Give back every entry precisely as written, without any of the images.

Data section section start

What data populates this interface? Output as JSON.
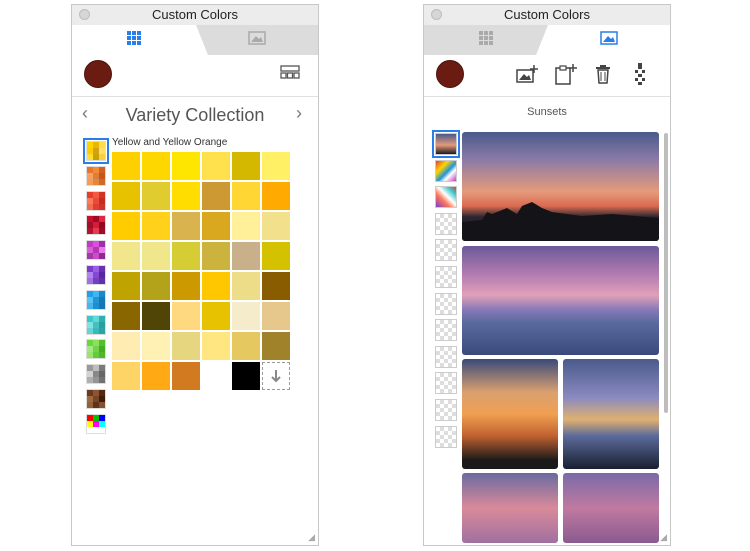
{
  "left_window": {
    "title": "Custom Colors",
    "tabs": [
      {
        "name": "swatches",
        "icon": "grid-icon",
        "active": true
      },
      {
        "name": "images",
        "icon": "image-icon",
        "active": false
      }
    ],
    "current_color": "#6b1c12",
    "collection": {
      "title": "Variety Collection",
      "prev_label": "‹",
      "next_label": "›",
      "palette_title": "Yellow and Yellow Orange",
      "palette_thumbs": [
        [
          "#ffd500",
          "#e6b800",
          "#ffdb4d",
          "#ffcc00",
          "#d4a017",
          "#ffe066",
          "#ffdd33",
          "#c9a200",
          "#f5d142"
        ],
        [
          "#e8742d",
          "#f28a3a",
          "#d35f20",
          "#f4a261",
          "#e07b39",
          "#c8561a",
          "#f59c5b",
          "#e3863f",
          "#cf6b2a"
        ],
        [
          "#e63c2e",
          "#f25a3f",
          "#d13326",
          "#ff7a59",
          "#e84a3b",
          "#c72b20",
          "#f46a52",
          "#e23f30",
          "#cc3528"
        ],
        [
          "#c8102e",
          "#9e0b24",
          "#e0283f",
          "#a30f2b",
          "#d81b3a",
          "#8e0a20",
          "#b5142e",
          "#e33b4f",
          "#9c0c26"
        ],
        [
          "#c13cc1",
          "#e04be0",
          "#9b2fb0",
          "#d95cd9",
          "#b13ab1",
          "#e879e8",
          "#a43aa4",
          "#cf49cf",
          "#8d2a8d"
        ],
        [
          "#7d3cc8",
          "#9b5de5",
          "#6a2fb0",
          "#b084f0",
          "#8447d6",
          "#5a25a0",
          "#a170e6",
          "#7340c0",
          "#6231a8"
        ],
        [
          "#1fa0e8",
          "#3fb6f2",
          "#1a88c9",
          "#58c3f5",
          "#2294d8",
          "#137ab8",
          "#49b5ee",
          "#1c8fd0",
          "#1578b3"
        ],
        [
          "#3cc8c8",
          "#5edada",
          "#2fb0b0",
          "#7fe3e3",
          "#44c0c0",
          "#28a0a0",
          "#66d4d4",
          "#38baba",
          "#2aa5a5"
        ],
        [
          "#6ad640",
          "#8be060",
          "#52c02c",
          "#a4e880",
          "#72d34a",
          "#44ad22",
          "#97e46f",
          "#63cb3c",
          "#4eb72b"
        ],
        [
          "#9a9a9a",
          "#bdbdbd",
          "#7a7a7a",
          "#d2d2d2",
          "#888888",
          "#666666",
          "#b0b0b0",
          "#959595",
          "#727272"
        ],
        [
          "#6b3a1e",
          "#8a5530",
          "#52280f",
          "#a06a40",
          "#7a4524",
          "#3f1d08",
          "#946038",
          "#5e3318",
          "#86502a"
        ],
        [
          "#ff0000",
          "#00c000",
          "#0000ff",
          "#ffff00",
          "#ff00ff",
          "#00ffff",
          "#ffffff",
          "#ffffff",
          "#ffffff"
        ]
      ],
      "swatches": [
        "#ffd000",
        "#ffd700",
        "#ffe600",
        "#ffe14d",
        "#d4b800",
        "#fff066",
        "#e6c200",
        "#e0cc2e",
        "#ffdd00",
        "#cc9933",
        "#ffd633",
        "#ffaa00",
        "#ffcc00",
        "#ffd11a",
        "#d9b34d",
        "#d9a81f",
        "#fff099",
        "#f2e08c",
        "#f2e68c",
        "#f0e68c",
        "#d6cc33",
        "#ccb33d",
        "#c8b08a",
        "#d4c200",
        "#bfa300",
        "#b3a31a",
        "#cc9900",
        "#ffc700",
        "#eedd88",
        "#8a5c00",
        "#8a6600",
        "#514407",
        "#ffd980",
        "#e6c200",
        "#f5eccc",
        "#e6c88c",
        "#ffecb3",
        "#fff0b3",
        "#e6d680",
        "#ffe680",
        "#e6c860",
        "#a0822a",
        "#ffd466",
        "#ffaa14",
        "#d17a20",
        "#ffffff",
        "#000000",
        "download"
      ]
    }
  },
  "right_window": {
    "title": "Custom Colors",
    "tabs": [
      {
        "name": "swatches",
        "icon": "grid-icon",
        "active": false
      },
      {
        "name": "images",
        "icon": "image-icon",
        "active": true
      }
    ],
    "current_color": "#6b1c12",
    "album_title": "Sunsets",
    "toolbar_icons": [
      "add-image-icon",
      "paste-image-icon",
      "trash-icon",
      "eyedropper-icon"
    ],
    "image_thumbs": [
      "sunset",
      "color-blocks",
      "color-blocks-2",
      "empty",
      "empty",
      "empty",
      "empty",
      "empty",
      "empty",
      "empty",
      "empty",
      "empty"
    ]
  }
}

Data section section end

**Solution for this problem**.
What data populates this interface? Output as JSON.
{
  "left_window": {
    "title": "Custom Colors",
    "tabs": [
      {
        "name": "swatches",
        "icon": "grid-icon",
        "active": true
      },
      {
        "name": "images",
        "icon": "image-icon",
        "active": false
      }
    ],
    "current_color": "#6b1c12",
    "collection": {
      "title": "Variety Collection",
      "prev_label": "‹",
      "next_label": "›",
      "palette_title": "Yellow and Yellow Orange",
      "palette_thumbs": [
        [
          "#ffd500",
          "#e6b800",
          "#ffdb4d",
          "#ffcc00",
          "#d4a017",
          "#ffe066",
          "#ffdd33",
          "#c9a200",
          "#f5d142"
        ],
        [
          "#e8742d",
          "#f28a3a",
          "#d35f20",
          "#f4a261",
          "#e07b39",
          "#c8561a",
          "#f59c5b",
          "#e3863f",
          "#cf6b2a"
        ],
        [
          "#e63c2e",
          "#f25a3f",
          "#d13326",
          "#ff7a59",
          "#e84a3b",
          "#c72b20",
          "#f46a52",
          "#e23f30",
          "#cc3528"
        ],
        [
          "#c8102e",
          "#9e0b24",
          "#e0283f",
          "#a30f2b",
          "#d81b3a",
          "#8e0a20",
          "#b5142e",
          "#e33b4f",
          "#9c0c26"
        ],
        [
          "#c13cc1",
          "#e04be0",
          "#9b2fb0",
          "#d95cd9",
          "#b13ab1",
          "#e879e8",
          "#a43aa4",
          "#cf49cf",
          "#8d2a8d"
        ],
        [
          "#7d3cc8",
          "#9b5de5",
          "#6a2fb0",
          "#b084f0",
          "#8447d6",
          "#5a25a0",
          "#a170e6",
          "#7340c0",
          "#6231a8"
        ],
        [
          "#1fa0e8",
          "#3fb6f2",
          "#1a88c9",
          "#58c3f5",
          "#2294d8",
          "#137ab8",
          "#49b5ee",
          "#1c8fd0",
          "#1578b3"
        ],
        [
          "#3cc8c8",
          "#5edada",
          "#2fb0b0",
          "#7fe3e3",
          "#44c0c0",
          "#28a0a0",
          "#66d4d4",
          "#38baba",
          "#2aa5a5"
        ],
        [
          "#6ad640",
          "#8be060",
          "#52c02c",
          "#a4e880",
          "#72d34a",
          "#44ad22",
          "#97e46f",
          "#63cb3c",
          "#4eb72b"
        ],
        [
          "#9a9a9a",
          "#bdbdbd",
          "#7a7a7a",
          "#d2d2d2",
          "#888888",
          "#666666",
          "#b0b0b0",
          "#959595",
          "#727272"
        ],
        [
          "#6b3a1e",
          "#8a5530",
          "#52280f",
          "#a06a40",
          "#7a4524",
          "#3f1d08",
          "#946038",
          "#5e3318",
          "#86502a"
        ],
        [
          "#ff0000",
          "#00c000",
          "#0000ff",
          "#ffff00",
          "#ff00ff",
          "#00ffff",
          "#ffffff",
          "#ffffff",
          "#ffffff"
        ]
      ],
      "swatches": [
        "#ffd000",
        "#ffd700",
        "#ffe600",
        "#ffe14d",
        "#d4b800",
        "#fff066",
        "#e6c200",
        "#e0cc2e",
        "#ffdd00",
        "#cc9933",
        "#ffd633",
        "#ffaa00",
        "#ffcc00",
        "#ffd11a",
        "#d9b34d",
        "#d9a81f",
        "#fff099",
        "#f2e08c",
        "#f2e68c",
        "#f0e68c",
        "#d6cc33",
        "#ccb33d",
        "#c8b08a",
        "#d4c200",
        "#bfa300",
        "#b3a31a",
        "#cc9900",
        "#ffc700",
        "#eedd88",
        "#8a5c00",
        "#8a6600",
        "#514407",
        "#ffd980",
        "#e6c200",
        "#f5eccc",
        "#e6c88c",
        "#ffecb3",
        "#fff0b3",
        "#e6d680",
        "#ffe680",
        "#e6c860",
        "#a0822a",
        "#ffd466",
        "#ffaa14",
        "#d17a20",
        "#ffffff",
        "#000000",
        "download"
      ]
    }
  },
  "right_window": {
    "title": "Custom Colors",
    "tabs": [
      {
        "name": "swatches",
        "icon": "grid-icon",
        "active": false
      },
      {
        "name": "images",
        "icon": "image-icon",
        "active": true
      }
    ],
    "current_color": "#6b1c12",
    "album_title": "Sunsets",
    "toolbar_icons": [
      "add-image-icon",
      "paste-image-icon",
      "trash-icon",
      "eyedropper-icon"
    ],
    "image_thumbs": [
      "sunset",
      "color-blocks",
      "color-blocks-2",
      "empty",
      "empty",
      "empty",
      "empty",
      "empty",
      "empty",
      "empty",
      "empty",
      "empty"
    ]
  }
}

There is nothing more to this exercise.